Cadet Camille Renee Ford receives The Scott Vallely Soldiers Memorial Fund award from LTC Chad Carlson, Professor of Military Science in Missoula, MT March 2018.
Teaching the Leaders of Tomorrow
ROTC at the University of Montana has a long tradition of producing exceptional leaders for the United States Army, The United States Army Reserve and the Army National Guard. The ROTC program has been housed in Schreiber Gym since 1926 and has been the home for a long and distinguished line of Cadre. Our goal is to produce ROTC graduates who are leaders, thinkers, and decision-makers. They meet problems head-on and solve them quickly. They know how to adapt to rapidly changing situations and to take charge, traits sought after in a military career and by civilian employers.
New research finds that “man’s best friend” could be lifesavers for veterans of the wars in Iraq and Afghanistan
By Chris Colin
Robert Soliz, a 31-year-old former Army Specialist, participates in Paws for Purple Hearts, one of four experimental programs nationwide that pair veterans afflicted by PTSD with Labrador and golden retrievers. (Joseph Matthews, Veterans Affairs Photo)
“I would constantly be scanning for who was going to come stab me from behind,” says Robert Soliz, a 31-year-old former Army Specialist from San Joaquin, California. He was discharged in 2005 after serving in a heavy artillery quick-reaction force in South Baghdad. But fear, anxiety, depression and substance abuse swept into his life, and Soliz became one of 300,000 U.S. veterans of the wars in Iraq and Afghanistan with a diagnosis of post-traumatic stress disorder.
Isolated, his family deteriorating—“I couldn’t show affection, couldn’t hug my kids”—Soliz turned to the Palo Alto V.A. Medical Center. One recent morning, he talked about his progress. Hanging from his belt was a container of doggie treats, a link to the treatment he credits with saving his life. Soliz participates in Paws for Purple Hearts, one of four experimental programs nationwide that pair veterans afflicted by PTSD with Labrador and golden retrievers. Launched in 2008 by a social worker named Rick Yount, the program arranges for a veteran to spend six weeks with a dog, training it to be a mobility-assistance animal for a physically disabled veteran.

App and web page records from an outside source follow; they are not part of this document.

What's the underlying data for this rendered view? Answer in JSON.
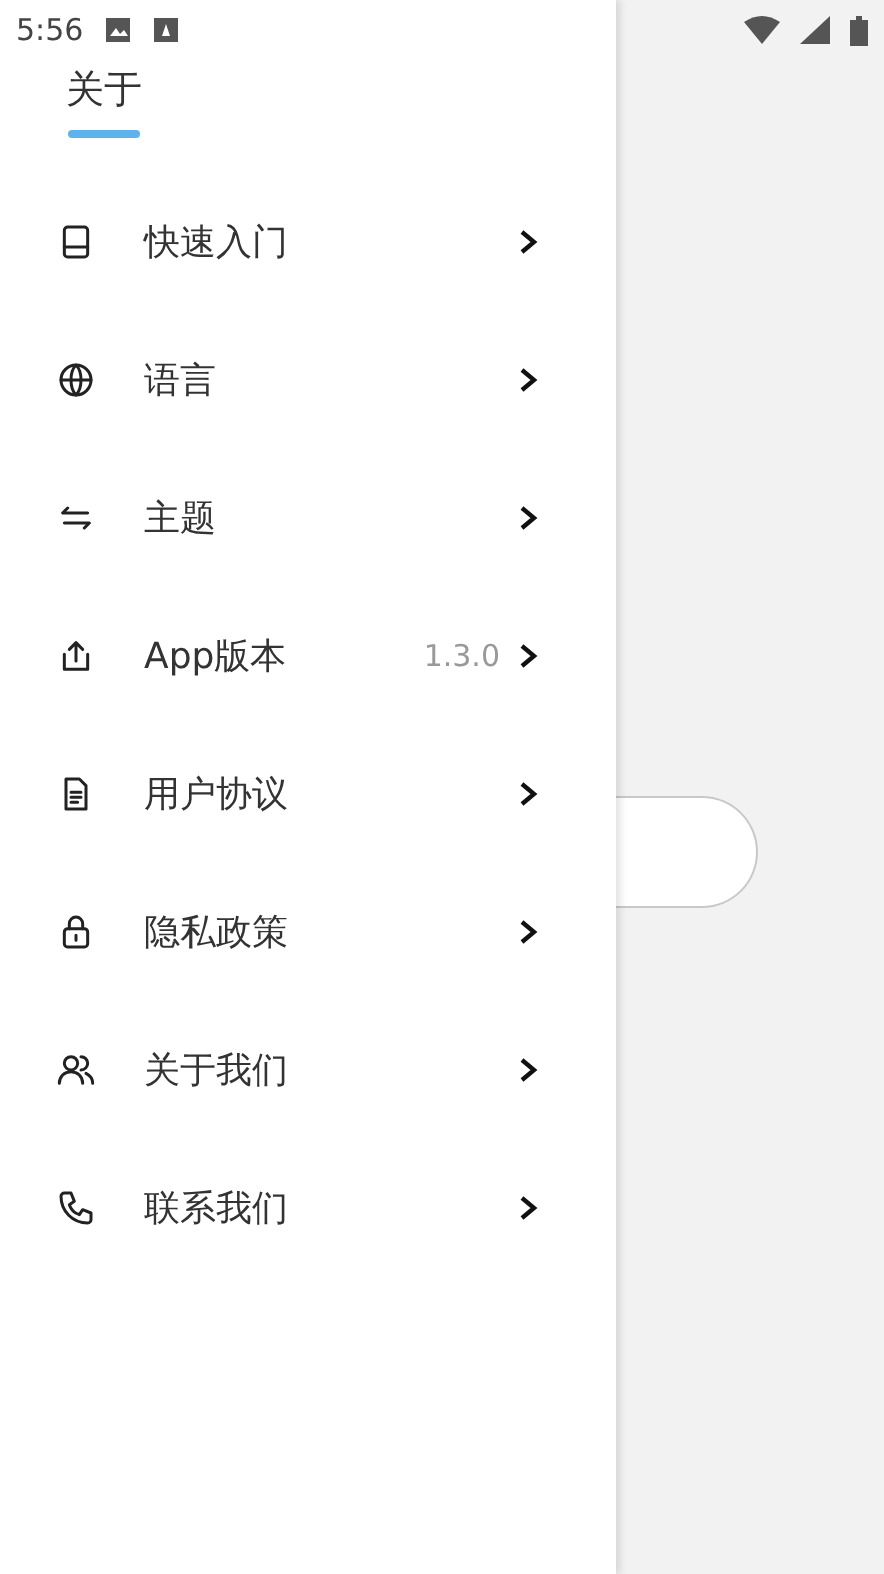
{
  "status_bar": {
    "time": "5:56"
  },
  "tabs": [
    {
      "label": "关于",
      "selected": true
    }
  ],
  "menu": [
    {
      "label": "快速入门"
    },
    {
      "label": "语言"
    },
    {
      "label": "主题"
    },
    {
      "label": "App版本",
      "value": "1.3.0"
    },
    {
      "label": "用户协议"
    },
    {
      "label": "隐私政策"
    },
    {
      "label": "关于我们"
    },
    {
      "label": "联系我们"
    }
  ]
}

It’s no surprise that a doe-eyed creature like the one at Soliz’s feet can soothe, but other benefits are less predictable. The animals draw out even the most isolated personality, and having to praise the animals helps traumatized veterans overcome emotional numbness. Teaching the dogs service commands develops a patient’s ability to communicate, to be assertive but not aggressive, a distinction some struggle with. The dogs can also assuage the hypervigilance common in vets with PTSD. Some participants report they finally got some sleep knowing that a naturally alert soul was standing watch.
Researchers are accumulating evidence that bonding with dogs has biological effects, such as elevated levels of the hormone oxytocin. “Oxytocin improves trust, the ability to interpret facial expressions, the overcoming of paranoia and other pro-social effects—the opposite of PTSD symptoms,” says Meg Daley Olmert of Baltimore, who works for a program called Warrior Canine Connection.

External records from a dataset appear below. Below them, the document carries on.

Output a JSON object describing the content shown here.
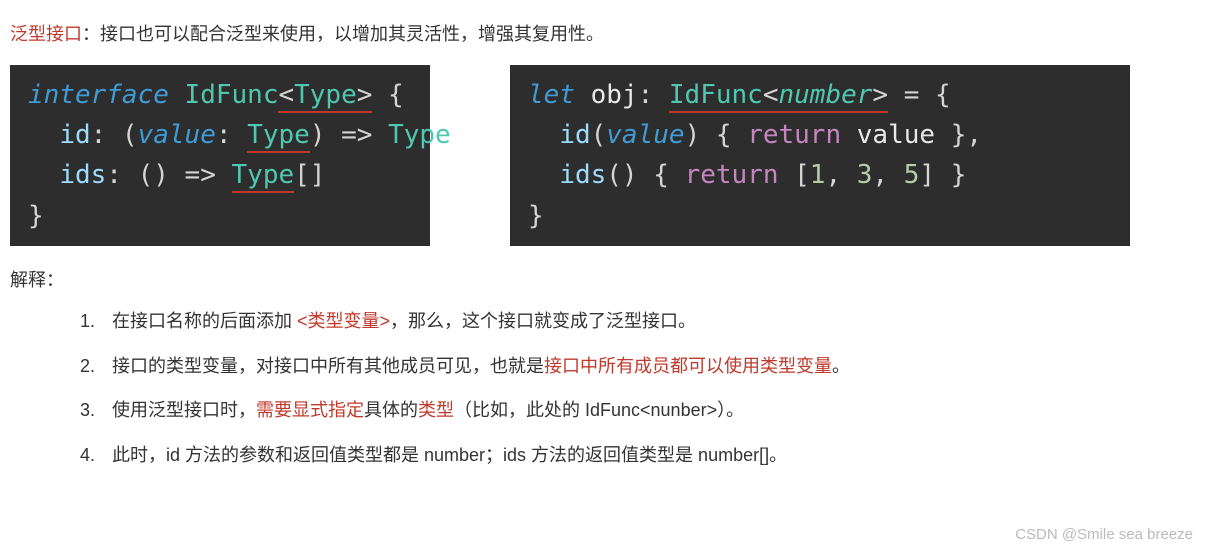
{
  "intro": {
    "term": "泛型接口",
    "body": "：接口也可以配合泛型来使用，以增加其灵活性，增强其复用性。"
  },
  "code_left": {
    "l1_interface": "interface",
    "l1_space": " ",
    "l1_name": "IdFunc",
    "l1_lt": "<",
    "l1_type": "Type",
    "l1_gt": ">",
    "l1_brace": " {",
    "l2_indent": "  ",
    "l2_id": "id",
    "l2_colon": ": (",
    "l2_value": "value",
    "l2_colon2": ": ",
    "l2_type": "Type",
    "l2_close_arrow": ") => ",
    "l2_ret": "Type",
    "l3_indent": "  ",
    "l3_ids": "ids",
    "l3_colon": ": () => ",
    "l3_type": "Type",
    "l3_brackets": "[]",
    "l4_close": "}"
  },
  "code_right": {
    "l1_let": "let",
    "l1_sp": " ",
    "l1_obj": "obj",
    "l1_colon": ": ",
    "l1_idfunc": "IdFunc",
    "l1_lt": "<",
    "l1_number": "number",
    "l1_gt": ">",
    "l1_eq_brace": " = {",
    "l2_indent": "  ",
    "l2_id": "id",
    "l2_open": "(",
    "l2_value": "value",
    "l2_close": ") { ",
    "l2_return": "return",
    "l2_sp": " ",
    "l2_val2": "value",
    "l2_end": " },",
    "l3_indent": "  ",
    "l3_ids": "ids",
    "l3_open": "() { ",
    "l3_return": "return",
    "l3_arr_open": " [",
    "l3_n1": "1",
    "l3_c1": ", ",
    "l3_n2": "3",
    "l3_c2": ", ",
    "l3_n3": "5",
    "l3_arr_close": "] }",
    "l4_close": "}"
  },
  "explain_heading": "解释：",
  "explain_list": [
    {
      "parts": [
        {
          "text": "在接口名称的后面添加 ",
          "red": false
        },
        {
          "text": "<类型变量>",
          "red": true
        },
        {
          "text": "，那么，这个接口就变成了泛型接口。",
          "red": false
        }
      ]
    },
    {
      "parts": [
        {
          "text": "接口的类型变量，对接口中所有其他成员可见，也就是",
          "red": false
        },
        {
          "text": "接口中所有成员都可以使用类型变量",
          "red": true
        },
        {
          "text": "。",
          "red": false
        }
      ]
    },
    {
      "parts": [
        {
          "text": "使用泛型接口时，",
          "red": false
        },
        {
          "text": "需要显式指定",
          "red": true
        },
        {
          "text": "具体的",
          "red": false
        },
        {
          "text": "类型",
          "red": true
        },
        {
          "text": "（比如，此处的 IdFunc<nunber>）。",
          "red": false
        }
      ]
    },
    {
      "parts": [
        {
          "text": "此时，id 方法的参数和返回值类型都是 number；ids 方法的返回值类型是 number[]。",
          "red": false
        }
      ]
    }
  ],
  "watermark": "CSDN @Smile sea breeze"
}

About 300 vets have participated in these programs, and some graduates who Yount worried “wouldn’t make it” report impressive strides. Congress has commissioned a study, underway in Florida, to assess the effectiveness of canine-caretaking on PTSD.
Soliz says his life is slowly coming back to him. He now can go to the movies without panicking—and hug and kiss his two kids.